*** DATA RECORDS Section Begins ***

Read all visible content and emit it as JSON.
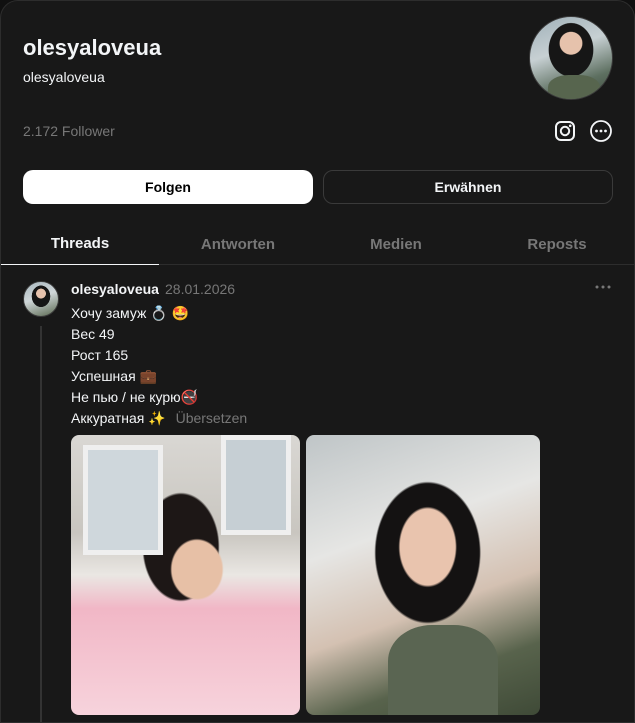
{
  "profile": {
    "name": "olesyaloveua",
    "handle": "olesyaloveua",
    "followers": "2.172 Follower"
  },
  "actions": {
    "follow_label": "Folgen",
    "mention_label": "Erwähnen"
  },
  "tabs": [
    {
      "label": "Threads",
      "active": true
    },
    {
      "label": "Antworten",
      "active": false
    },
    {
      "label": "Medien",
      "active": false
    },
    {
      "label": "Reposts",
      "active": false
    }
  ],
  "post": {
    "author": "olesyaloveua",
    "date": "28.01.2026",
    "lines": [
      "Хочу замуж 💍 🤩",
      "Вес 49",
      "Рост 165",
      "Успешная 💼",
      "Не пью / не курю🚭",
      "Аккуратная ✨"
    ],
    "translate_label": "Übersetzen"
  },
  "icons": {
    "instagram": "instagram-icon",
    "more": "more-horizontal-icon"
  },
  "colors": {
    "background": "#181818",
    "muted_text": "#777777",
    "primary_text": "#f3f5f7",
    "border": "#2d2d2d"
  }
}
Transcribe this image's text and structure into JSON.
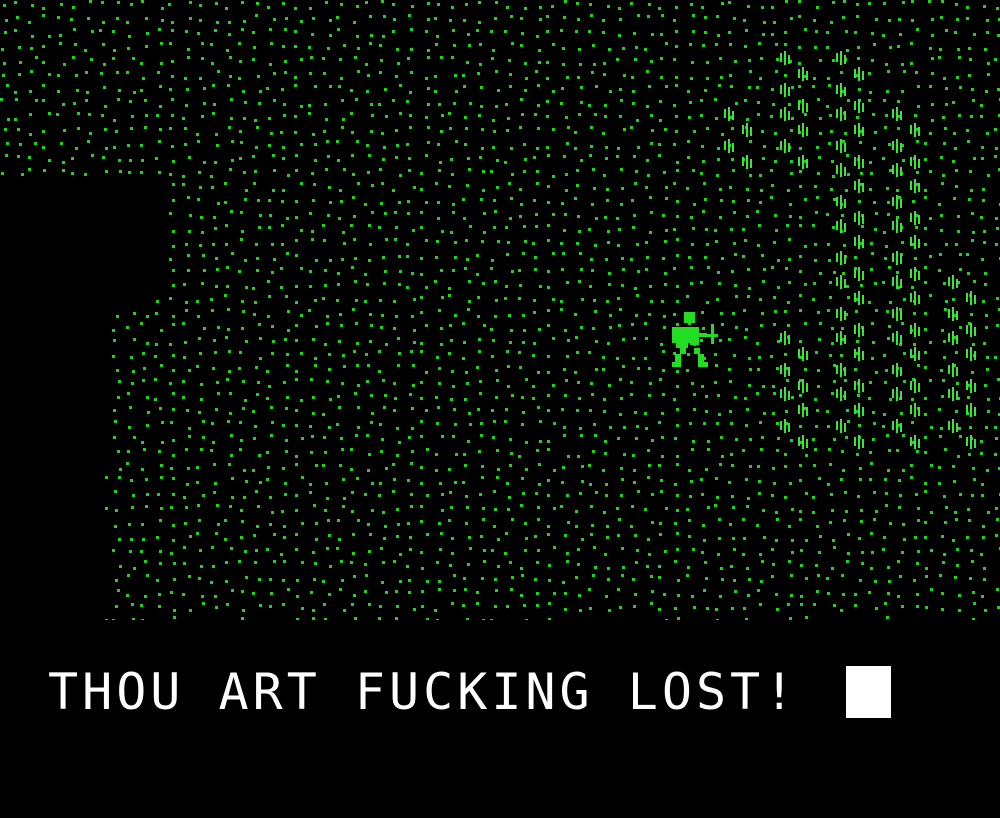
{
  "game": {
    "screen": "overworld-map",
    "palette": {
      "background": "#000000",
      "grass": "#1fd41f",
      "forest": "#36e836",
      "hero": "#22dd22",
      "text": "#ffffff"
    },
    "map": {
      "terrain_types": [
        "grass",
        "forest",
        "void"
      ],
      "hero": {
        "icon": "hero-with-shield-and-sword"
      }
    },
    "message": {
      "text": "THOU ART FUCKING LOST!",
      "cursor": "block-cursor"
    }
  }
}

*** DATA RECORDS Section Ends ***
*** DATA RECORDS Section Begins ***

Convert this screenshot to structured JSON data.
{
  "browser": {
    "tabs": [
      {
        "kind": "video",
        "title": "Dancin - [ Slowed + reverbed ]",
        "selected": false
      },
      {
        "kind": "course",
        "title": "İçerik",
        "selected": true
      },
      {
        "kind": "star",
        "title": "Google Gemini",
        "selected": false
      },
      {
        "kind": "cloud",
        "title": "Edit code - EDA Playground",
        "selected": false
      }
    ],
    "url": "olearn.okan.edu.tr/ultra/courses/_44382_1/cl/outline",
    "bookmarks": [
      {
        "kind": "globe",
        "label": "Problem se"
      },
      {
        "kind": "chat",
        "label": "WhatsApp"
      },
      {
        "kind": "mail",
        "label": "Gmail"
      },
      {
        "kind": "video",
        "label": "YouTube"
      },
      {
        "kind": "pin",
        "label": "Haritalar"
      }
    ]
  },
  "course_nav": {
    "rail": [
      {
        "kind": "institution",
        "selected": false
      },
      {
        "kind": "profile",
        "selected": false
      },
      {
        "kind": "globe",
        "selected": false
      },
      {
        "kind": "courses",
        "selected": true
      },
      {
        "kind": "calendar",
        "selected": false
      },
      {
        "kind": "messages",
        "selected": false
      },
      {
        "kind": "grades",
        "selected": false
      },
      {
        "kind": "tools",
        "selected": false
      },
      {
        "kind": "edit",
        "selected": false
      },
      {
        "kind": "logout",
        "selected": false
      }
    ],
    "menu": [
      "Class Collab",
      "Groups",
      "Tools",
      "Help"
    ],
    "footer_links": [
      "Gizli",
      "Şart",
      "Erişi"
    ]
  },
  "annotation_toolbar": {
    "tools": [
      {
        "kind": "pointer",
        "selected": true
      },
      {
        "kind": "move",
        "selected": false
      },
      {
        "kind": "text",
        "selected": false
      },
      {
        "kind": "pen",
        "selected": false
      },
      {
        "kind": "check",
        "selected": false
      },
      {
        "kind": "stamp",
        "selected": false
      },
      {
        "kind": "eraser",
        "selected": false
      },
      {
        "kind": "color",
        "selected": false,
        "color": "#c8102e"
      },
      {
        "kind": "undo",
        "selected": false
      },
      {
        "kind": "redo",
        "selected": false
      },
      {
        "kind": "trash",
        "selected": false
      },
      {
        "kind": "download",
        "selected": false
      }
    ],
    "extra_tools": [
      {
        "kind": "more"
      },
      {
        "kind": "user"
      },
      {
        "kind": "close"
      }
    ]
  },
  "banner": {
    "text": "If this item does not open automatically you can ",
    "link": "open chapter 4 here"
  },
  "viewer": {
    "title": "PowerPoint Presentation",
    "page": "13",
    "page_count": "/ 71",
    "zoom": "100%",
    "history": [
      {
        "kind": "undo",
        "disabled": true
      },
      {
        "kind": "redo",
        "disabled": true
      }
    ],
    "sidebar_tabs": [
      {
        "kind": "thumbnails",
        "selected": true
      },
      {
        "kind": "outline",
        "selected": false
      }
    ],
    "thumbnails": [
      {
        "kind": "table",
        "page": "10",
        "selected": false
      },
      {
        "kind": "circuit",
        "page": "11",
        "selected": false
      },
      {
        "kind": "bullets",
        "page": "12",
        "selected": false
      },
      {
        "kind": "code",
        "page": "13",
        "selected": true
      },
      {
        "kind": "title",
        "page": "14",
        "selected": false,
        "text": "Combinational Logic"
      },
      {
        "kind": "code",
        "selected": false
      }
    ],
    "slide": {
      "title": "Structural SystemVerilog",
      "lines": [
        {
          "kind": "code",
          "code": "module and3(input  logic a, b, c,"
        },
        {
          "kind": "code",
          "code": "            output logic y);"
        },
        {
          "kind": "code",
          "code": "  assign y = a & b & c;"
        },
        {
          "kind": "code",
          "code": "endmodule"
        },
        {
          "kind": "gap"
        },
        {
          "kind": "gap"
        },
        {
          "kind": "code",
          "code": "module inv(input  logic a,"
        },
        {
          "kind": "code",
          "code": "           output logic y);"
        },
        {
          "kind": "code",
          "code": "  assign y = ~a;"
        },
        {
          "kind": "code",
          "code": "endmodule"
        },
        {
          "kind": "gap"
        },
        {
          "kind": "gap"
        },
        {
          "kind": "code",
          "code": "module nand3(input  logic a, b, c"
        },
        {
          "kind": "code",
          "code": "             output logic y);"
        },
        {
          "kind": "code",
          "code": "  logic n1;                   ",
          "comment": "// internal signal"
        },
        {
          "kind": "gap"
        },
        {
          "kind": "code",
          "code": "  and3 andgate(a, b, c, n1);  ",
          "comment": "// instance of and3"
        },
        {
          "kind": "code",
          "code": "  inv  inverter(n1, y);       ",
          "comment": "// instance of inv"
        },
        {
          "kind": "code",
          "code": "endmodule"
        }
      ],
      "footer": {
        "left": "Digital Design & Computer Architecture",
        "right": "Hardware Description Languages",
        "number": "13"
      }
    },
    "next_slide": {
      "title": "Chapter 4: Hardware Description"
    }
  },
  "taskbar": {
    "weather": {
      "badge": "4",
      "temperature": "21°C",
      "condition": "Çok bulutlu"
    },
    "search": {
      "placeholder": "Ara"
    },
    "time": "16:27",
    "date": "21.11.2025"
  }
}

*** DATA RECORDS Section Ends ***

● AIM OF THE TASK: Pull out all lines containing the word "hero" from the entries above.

● EXERCISE SOLUTION:
      "hero": "#22dd22",
      "hero": {
        "icon": "hero-with-shield-and-sword"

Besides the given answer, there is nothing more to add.